LOWELL, Mass. — Hundreds of people came to a Massachusetts church on Wednesday for a glimpse of the glass-encased heart of a celebrated Roman Catholic saint, the first time the religious relic has left Italy.

Many of the faithful who filled Immaculate Conception Church in Lowell to see the heart of St. Padre Pio clutched rosaries.

Janet Black, from Boston’s Charlestown neighborhood, was moved nearly to tears.

“I’m all full of emotions,” Black told The Sun of Lowell. “It’s just beautiful that people could come together for one purpose. If the world was like this, we’d have no problems.”

Honoring the relics of saints is an ancient practice in the Roman Catholic faith.

St. Padre Pio was a Capuchin friar best known for possessing the stigmata, or wounds of Jesus Christ. He died in Foggia, Italy, in 1968 and was canonized by Pope John Paul II in 2002.

The Rev. Nicholas Sannella of the Immaculate Conception Church said being near the relic is a way to be closer to a saint who is already with God.

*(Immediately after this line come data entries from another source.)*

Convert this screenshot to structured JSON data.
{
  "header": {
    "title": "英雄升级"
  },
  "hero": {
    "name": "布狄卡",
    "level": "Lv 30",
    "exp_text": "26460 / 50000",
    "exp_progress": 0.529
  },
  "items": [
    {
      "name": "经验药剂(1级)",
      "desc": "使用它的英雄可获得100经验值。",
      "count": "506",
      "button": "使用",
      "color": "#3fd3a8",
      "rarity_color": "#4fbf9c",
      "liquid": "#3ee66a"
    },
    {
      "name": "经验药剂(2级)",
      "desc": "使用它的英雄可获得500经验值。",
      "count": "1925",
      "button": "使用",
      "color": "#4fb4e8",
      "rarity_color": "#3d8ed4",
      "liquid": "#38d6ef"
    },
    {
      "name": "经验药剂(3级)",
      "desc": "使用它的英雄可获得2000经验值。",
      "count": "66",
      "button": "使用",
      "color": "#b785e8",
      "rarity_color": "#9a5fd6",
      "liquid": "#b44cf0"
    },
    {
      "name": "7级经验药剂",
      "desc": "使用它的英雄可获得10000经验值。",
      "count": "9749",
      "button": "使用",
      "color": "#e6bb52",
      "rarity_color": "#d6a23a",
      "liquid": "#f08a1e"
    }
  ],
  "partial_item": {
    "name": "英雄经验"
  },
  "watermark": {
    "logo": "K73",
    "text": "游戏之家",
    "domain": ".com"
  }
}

“Padre Pio, he embraced the very core of our faith,” Sannella said. “He embraced harmony, forgiveness of sins, he spent his life in the confessional and he was a model for many of us.”

The relic was scheduled to be on display at St. Leonard’s Church, in Boston’s North End later Wednesday; at the Archdiocese of Boston’s pastoral center in Braintree on Thursday; and at the Cathedral of the Holy Cross in Boston on Thursday and Friday, which is the saint’s feast day.

“We know that many people throughout our country have a great devotion to Padre Pio, so the friars have made this possible especially for those who are not able to travel to San Giovanni Rotondo in Italy to venerate his relics and pray for his intercession,” Boston’s Cardinal Sean O’Malley said in a statement.